I see several new and exciting tunable technologies coming in the near future and will share them as they are released. Microwave Journal has an exclusive first look into the Peregrine technology in our Nov issue.

A Chief Technology Officer for the new Administration

This morning was my first time hearing about President-elect Obama's plan to create a position of chief technology officer within his administration, an idea that was actually floated one year ago by Obama - the candidate. The CTO's mandate would be to implement various technologies to support more transparent govenment including open meetings, live webcasts of those meetings, and use blogging software, wikis and open comments to communicate policies with Americans.

Second, Obama has several other policies in this area that should benefit the engineering community as a whole . The president-elect is calling for more aggressive government support of broadband access. Specifically, he will seek subsidies for phone carriers offering both regular phone service and Internet broadband to rural areas. To date, carriers offering merely phone service have been able to claim subsidies from the so-called Universal Service Fund, giving them little incentive to roll out out broadband. Currently the United States is 14th in the world with regard to broadband internet access. Such a roll-out would improve rural internet access and provide a welcome economic boost to microwave component manfacturers.
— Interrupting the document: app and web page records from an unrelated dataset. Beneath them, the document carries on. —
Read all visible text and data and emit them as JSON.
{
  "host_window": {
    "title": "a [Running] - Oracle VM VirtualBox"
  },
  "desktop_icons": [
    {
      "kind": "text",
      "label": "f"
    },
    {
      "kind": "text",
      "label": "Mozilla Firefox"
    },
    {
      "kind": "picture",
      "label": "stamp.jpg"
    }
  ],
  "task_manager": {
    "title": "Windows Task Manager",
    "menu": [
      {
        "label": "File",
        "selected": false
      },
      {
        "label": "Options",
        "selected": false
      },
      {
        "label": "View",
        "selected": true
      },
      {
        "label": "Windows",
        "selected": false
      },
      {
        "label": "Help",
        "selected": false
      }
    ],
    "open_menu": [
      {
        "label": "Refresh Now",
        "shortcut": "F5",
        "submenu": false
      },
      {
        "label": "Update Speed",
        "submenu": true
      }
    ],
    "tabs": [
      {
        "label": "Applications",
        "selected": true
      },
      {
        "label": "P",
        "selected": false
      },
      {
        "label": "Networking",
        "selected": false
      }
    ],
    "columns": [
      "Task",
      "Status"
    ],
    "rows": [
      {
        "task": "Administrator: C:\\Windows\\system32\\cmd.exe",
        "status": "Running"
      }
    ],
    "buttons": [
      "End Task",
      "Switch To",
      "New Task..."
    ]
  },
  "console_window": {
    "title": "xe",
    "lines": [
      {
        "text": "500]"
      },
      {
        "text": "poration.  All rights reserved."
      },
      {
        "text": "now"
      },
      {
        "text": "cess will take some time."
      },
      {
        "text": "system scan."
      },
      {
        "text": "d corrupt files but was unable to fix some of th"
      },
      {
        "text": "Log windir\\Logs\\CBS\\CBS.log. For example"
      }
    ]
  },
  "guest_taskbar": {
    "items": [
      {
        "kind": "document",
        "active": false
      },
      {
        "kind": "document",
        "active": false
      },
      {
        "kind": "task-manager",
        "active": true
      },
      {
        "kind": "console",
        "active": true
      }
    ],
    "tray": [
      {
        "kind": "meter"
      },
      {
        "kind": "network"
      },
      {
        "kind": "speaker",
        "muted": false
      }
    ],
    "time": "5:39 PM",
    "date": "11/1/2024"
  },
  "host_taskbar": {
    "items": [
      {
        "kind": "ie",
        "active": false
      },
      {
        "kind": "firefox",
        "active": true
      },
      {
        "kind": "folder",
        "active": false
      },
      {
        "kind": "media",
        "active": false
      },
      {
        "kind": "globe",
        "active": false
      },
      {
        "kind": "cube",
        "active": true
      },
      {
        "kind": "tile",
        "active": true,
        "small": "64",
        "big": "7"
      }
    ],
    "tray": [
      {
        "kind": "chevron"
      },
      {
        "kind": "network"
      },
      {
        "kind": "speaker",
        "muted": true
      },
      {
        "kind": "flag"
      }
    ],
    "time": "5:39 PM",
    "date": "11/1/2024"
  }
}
Obama’s is also calling for a review of the decision by the Federal Communications Commission to open the wireless spectrum for competition. Specifically, Obama is strongly considering advocating that spectrum on the 700 MHz band be opened so that third parties can lease it on a wholesale basis. This will ensure winners of a pending auction for the spectrum don’t just sit on the spectrum and not use it, a move designed to avoid other entrants from competing with them. During the campaign, Obama appeared ready to support the right of service providers to interconnect with a licensee’s wireless network. Google is expected to bid on the wireless spectrum.
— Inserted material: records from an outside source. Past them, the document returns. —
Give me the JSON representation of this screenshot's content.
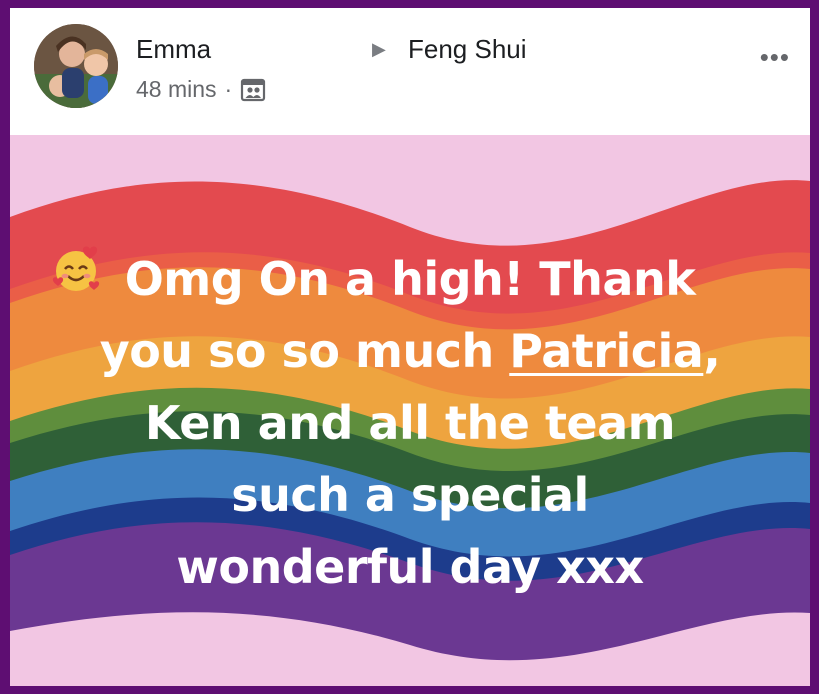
{
  "post": {
    "author": "Emma",
    "group": "Feng Shui",
    "time": "48 mins",
    "separator": "·",
    "more_label": "•••",
    "arrow": "▶",
    "audience_icon": "group-audience-icon",
    "avatar_icon": "profile-photo"
  },
  "content": {
    "line1": "Omg On a high! Thank",
    "line2_pre": "you so so much ",
    "mention": "Patricia",
    "line2_post": ",",
    "line3": "Ken and all the team",
    "emoji": "smiling-face-with-hearts-icon",
    "line4": "such a special",
    "line5": "wonderful day xxx"
  },
  "colors": {
    "frame": "#5e0e72",
    "background": "#f2c6e3",
    "red": "#e34a4f",
    "orange": "#ee8a3e",
    "yellow": "#eea43f",
    "green": "#5f8e3d",
    "darkgreen": "#2f6037",
    "blue": "#3f7fc0",
    "navy": "#1d3c8c",
    "purple": "#6b3892"
  }
}
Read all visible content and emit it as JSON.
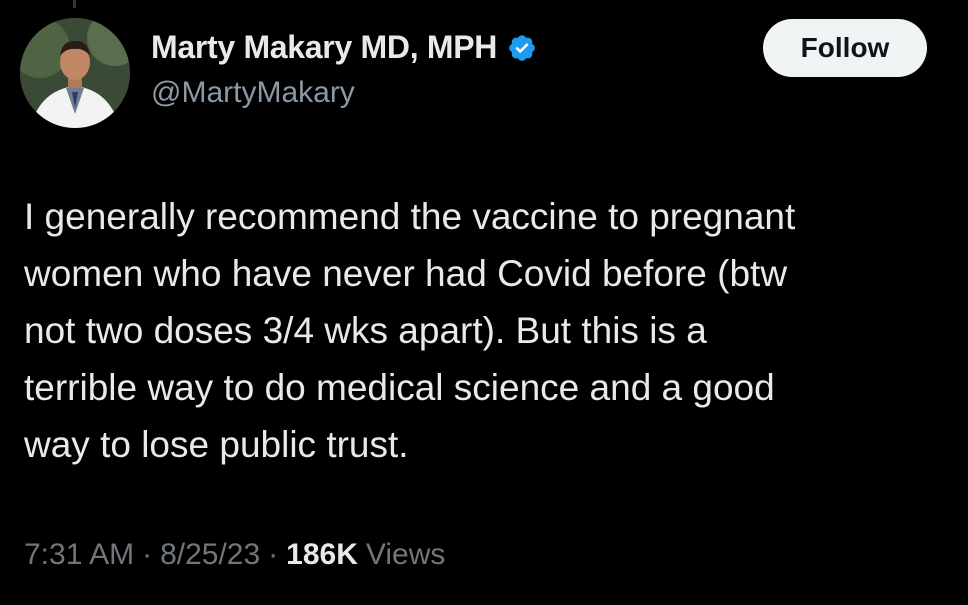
{
  "author": {
    "display_name": "Marty Makary MD, MPH",
    "handle": "@MartyMakary",
    "verified": true,
    "verified_color": "#1d9bf0"
  },
  "actions": {
    "follow_label": "Follow"
  },
  "tweet": {
    "text": "I generally recommend the vaccine to pregnant\nwomen who have never had Covid before (btw\nnot two doses 3/4 wks apart). But this is a\nterrible way to do medical science and a good\nway to lose public trust."
  },
  "meta": {
    "time": "7:31 AM",
    "separator": "·",
    "date": "8/25/23",
    "views_count": "186K",
    "views_label": "Views"
  },
  "theme": {
    "background": "#000000",
    "text_primary": "#e7e9ea",
    "text_secondary": "#71767b",
    "button_bg": "#eff3f4"
  }
}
Innovations like and are building new tools to monitor government — to track influence, identify corruption, etc. These tools have been hampered by hard to access government data. Obama wants to make the raw data available: “So think about all the value that gets added to the free weather data given away by the government. This is the same idea in the context of data to make government more transparent, and less corrupt.”